You have strong principles, what initivaties are you passionate about?


I work together with the Auroville Township in India ( this partnership makes sustainable and ethical production of the collection possible, it also makes it possible for me to grow the business and focus on other parts of the work that just getting orders made, which is a very real problem for a lot of makers, it really feels like you need 3 pairs of hands sometimes.

What do you think gave you the drive and determination to succeed? I don’t know if I do have particular drive, other than I love creative thinking and seeing what I can achieve. I am very much in the mind that success is different for every person, I don’t like to get swept up in the whole ‘business success’ bandwagon where you boast about annual turnover or what your business has allowed you to buy. I want EKA to give me the immense feeling of pride and contentment that it has over the last few years, I feel like that is success to me and as long as I have the balance right and there aren’t too many super stressfully busy (and equally stressfully quiet) times then I’m on the right path! I like to also remember to make sure I notice all of my achievements along the way and celebrate them -because if you don’t no one else will! ; )


What are you thoughts on the masculine culture of snowboarding?


Don’t even get me started! - one thing that I still see in those sports is that there is always only space for one girl in the ranks of ‘best’ - it’s like they know they have to show support, but it will only ever be for the one single ‘best female’ in their minds, they have room in the movie or magazine for 10 men, but there will only ever be one girl, it kills me to still see that happening. It makes women competitive with one another for that coveted ‘spot’ and its a really toxic environment to be in. It’s a mans world in so many respects still and I guess I’m happy to be living in my little bubble here where I’m not exposed to that so much any more.



What three tips would you give to young females starting their careers?


Be the person you want to be in business, don’t get carried away with being what you think is expected, that will more often than not be a stereotype crafted by the patriarchy that plays into their version of how we should behave.
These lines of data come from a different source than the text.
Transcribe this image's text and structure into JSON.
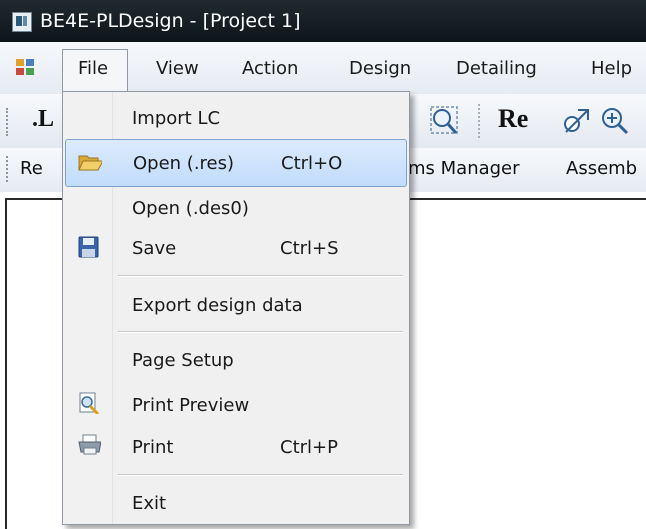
{
  "window": {
    "title": "BE4E-PLDesign - [Project 1]"
  },
  "menubar": {
    "items": [
      "File",
      "View",
      "Action",
      "Design",
      "Detailing",
      "Help"
    ]
  },
  "toolbar1": {
    "left_text": ".L",
    "right_text": "Re"
  },
  "toolbar2": {
    "left_text": "Re",
    "items_manager": "ms Manager",
    "assembly": "Assemb"
  },
  "file_menu": {
    "items": [
      {
        "label": "Import LC",
        "shortcut": "",
        "icon": ""
      },
      {
        "label": "Open (.res)",
        "shortcut": "Ctrl+O",
        "icon": "open-folder-icon",
        "highlighted": true
      },
      {
        "label": "Open (.des0)",
        "shortcut": "",
        "icon": ""
      },
      {
        "label": "Save",
        "shortcut": "Ctrl+S",
        "icon": "floppy-disk-icon"
      },
      {
        "label": "Export design data",
        "shortcut": "",
        "icon": ""
      },
      {
        "label": "Page Setup",
        "shortcut": "",
        "icon": ""
      },
      {
        "label": "Print Preview",
        "shortcut": "",
        "icon": "print-preview-icon"
      },
      {
        "label": "Print",
        "shortcut": "Ctrl+P",
        "icon": "printer-icon"
      },
      {
        "label": "Exit",
        "shortcut": "",
        "icon": ""
      }
    ]
  },
  "colors": {
    "titlebar": "#16212a",
    "highlight": "#cfe4fc",
    "highlight_border": "#7da2ce",
    "menu_background": "#f0f0f0"
  }
}
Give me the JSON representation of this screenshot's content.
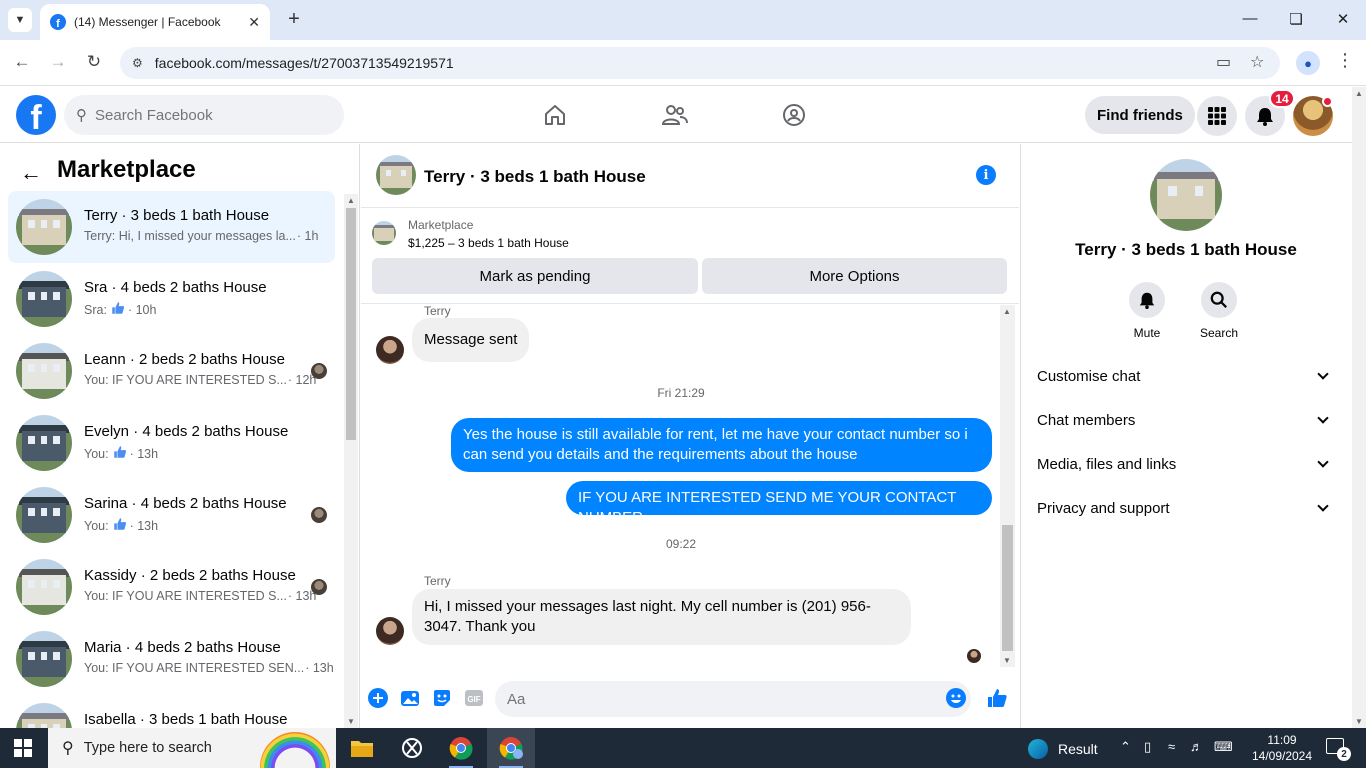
{
  "browser": {
    "tab_title": "(14) Messenger | Facebook",
    "url": "facebook.com/messages/t/27003713549219571"
  },
  "header": {
    "search_placeholder": "Search Facebook",
    "find_friends": "Find friends",
    "notification_count": "14"
  },
  "sidebar": {
    "title": "Marketplace",
    "conversations": [
      {
        "name": "Terry · 3 beds 1 bath House",
        "preview": "Terry: Hi, I missed your messages la...",
        "time": "· 1h",
        "active": true
      },
      {
        "name": "Sra · 4 beds 2 baths House",
        "preview": "Sra:",
        "time": "· 10h",
        "like": true
      },
      {
        "name": "Leann · 2 beds 2 baths House",
        "preview": "You: IF YOU ARE INTERESTED S...",
        "time": "· 12h",
        "seen": true
      },
      {
        "name": "Evelyn · 4 beds 2 baths House",
        "preview": "You:",
        "time": "· 13h",
        "like": true
      },
      {
        "name": "Sarina · 4 beds 2 baths House",
        "preview": "You:",
        "time": "· 13h",
        "like": true,
        "seen": true
      },
      {
        "name": "Kassidy · 2 beds 2 baths House",
        "preview": "You: IF YOU ARE INTERESTED S...",
        "time": "· 13h",
        "seen": true
      },
      {
        "name": "Maria · 4 beds 2 baths House",
        "preview": "You: IF YOU ARE INTERESTED SEN...",
        "time": "· 13h"
      },
      {
        "name": "Isabella · 3 beds 1 bath House",
        "preview": "",
        "time": ""
      }
    ]
  },
  "chat": {
    "title": "Terry · 3 beds 1 bath House",
    "marketplace_label": "Marketplace",
    "listing": "$1,225 – 3 beds 1 bath House",
    "mark_pending": "Mark as pending",
    "more_options": "More Options",
    "sender_1": "Terry",
    "msg_1": "Message sent",
    "time_1": "Fri 21:29",
    "out_1": "Yes the house is still available for rent, let me have your contact number so i can send you details and the requirements about the house",
    "out_2": "IF YOU ARE INTERESTED SEND ME YOUR CONTACT NUMBER",
    "time_2": "09:22",
    "sender_2": "Terry",
    "msg_2": "Hi, I missed your messages last night. My cell number is (201) 956-3047. Thank you",
    "composer_placeholder": "Aa"
  },
  "details": {
    "name": "Terry · 3 beds 1 bath House",
    "mute": "Mute",
    "search": "Search",
    "sections": [
      "Customise chat",
      "Chat members",
      "Media, files and links",
      "Privacy and support"
    ]
  },
  "taskbar": {
    "search_placeholder": "Type here to search",
    "result": "Result",
    "time": "11:09",
    "date": "14/09/2024",
    "notif_count": "2"
  },
  "colors": {
    "accent": "#1877f2",
    "outgoing_bubble": "#0084ff",
    "badge": "#e41e3f"
  }
}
You’re able to have it all, but don’t do that if it doesn’t feel good for you, listen to your heart when making all decisions.

Don’t be a follower, carving a new way is harder but someone has to do it otherwise we will always follow the same old paths, even when they’re broken and need replacing!


Can you talk about one woman who has impacted your life?


This might sound a bit corny, but the fact that my mum made sure I knew I was allowed to make decisions based on what would make me happy allowed me to live the life I do now.  Happiness isn’t about ‘earning it through suffering’ or having someone else ‘make you happy’ it’s something you need to ensure yourself, the rest is just icing on the cake.


What are some strategies that can help women achieve a more prominent role in their organizations?


I think the most basic thing is that women need to be supported to get back to work after having children because as far as I can see, in the UK most women I know have had to make enormous sacrifices once they’ve had children. We need to introduce a more flexible structure and childcare needs to be affordable and above all GOOD.


What advice do you have for women aiming for leadership positions?


There’s no need to be ‘one of the boys’ to get respect, if you are good at what you do feel confident that you are enough exactly the way you are, it’s time for change so that our daughters can grow up to be whoever they want to be, you can be that change…and don’t forget to hold the door open for other women to follow, we work best in supportive groups (that actually goes for men too, but let’s just focus on the re-balance first, then we can share our wisdom!)


What would you say to your 16-year-old self?


Don’t wait around for things to be perfect before you feel ready, that’s just self doubt making you procrastinate, just jump in with both feet, progress is better than perfect, you’ll get there and can tidy things up a bit along the way.

Leave a comment

Please note, comments must be approved before they are published